The War Powers Hour: Mitt Romney and Ted Olson
The first hour of today’s program will consist of interviews with Mitt Romney and Rudy Giuliani-surrogate Ted Olsen, as well as Dean John Eastman and Professor Erwin Chemerinksy on whether or not presidents need to consult with Congress prior to the use of force. Transcripts will be up here later.
Bottom line: Presidents always consult with their lawyers before deciding whether to use force and whether to consult with Congress. I am quite certain Ted Olsen did so as part of the Reagan Administration legal team, and Mayor Giuliani as Associate Attorney General may have been part of that review as well, though the AAG typically is more concerned with law enforcement than the War Powers Act.

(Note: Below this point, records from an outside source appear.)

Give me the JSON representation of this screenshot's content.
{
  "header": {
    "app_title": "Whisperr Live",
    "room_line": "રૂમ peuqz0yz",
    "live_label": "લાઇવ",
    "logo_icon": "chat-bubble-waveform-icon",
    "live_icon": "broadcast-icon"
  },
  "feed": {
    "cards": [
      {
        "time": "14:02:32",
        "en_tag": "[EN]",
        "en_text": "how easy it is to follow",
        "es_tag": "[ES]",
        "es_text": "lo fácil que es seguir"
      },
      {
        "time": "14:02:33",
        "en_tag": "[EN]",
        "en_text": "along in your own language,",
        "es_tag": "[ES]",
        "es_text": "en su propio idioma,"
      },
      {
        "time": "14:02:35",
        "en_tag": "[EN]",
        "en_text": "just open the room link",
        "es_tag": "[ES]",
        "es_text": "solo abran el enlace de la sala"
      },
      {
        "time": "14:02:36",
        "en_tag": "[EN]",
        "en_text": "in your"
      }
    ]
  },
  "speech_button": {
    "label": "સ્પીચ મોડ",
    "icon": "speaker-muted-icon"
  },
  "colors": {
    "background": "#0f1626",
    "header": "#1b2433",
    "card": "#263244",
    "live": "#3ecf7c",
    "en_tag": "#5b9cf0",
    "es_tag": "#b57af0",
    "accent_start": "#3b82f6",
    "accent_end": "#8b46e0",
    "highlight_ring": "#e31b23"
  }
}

Romney gave his answer about consulting lawyers in the context of questions about a president’s legal obligation (if any) to obtain congressional authorization. In this context it was natural, though probably not very savvy, for Romney to talk about lawyers. Debaters points aside, I would expect a president contemplating military action against a foreign country to seek the opinion of administration lawyers on legal questions regarding the proper role of Congress under the Constitution in the matter.
Third, Romney made it clear that, bottom line, he “would make sure that we would take the action necessary to keep Iran from having a nuclear weapon.” So Romney’s answer cannot be construed as imposing either a “lawyers’ test,” much less a “global test” with respect to this issue.
The real question for all the candidates: Would you pull the trigger if you had thought there was an imminent threat to the U.S? The GOP’s big three all said yes in various ways, but they all said yes.
The record of the last President Clinton on this particular issue speaks louder than words: He refused to do so, time and time again. There is no reason to believe Senator Clinton would act more forcefully than her husband did, and her sponsorship of War Power Act 2.0 vis-a-vis Iran is proof of that predisposition to kick cans down roads in the hope of keeping poll ratings high.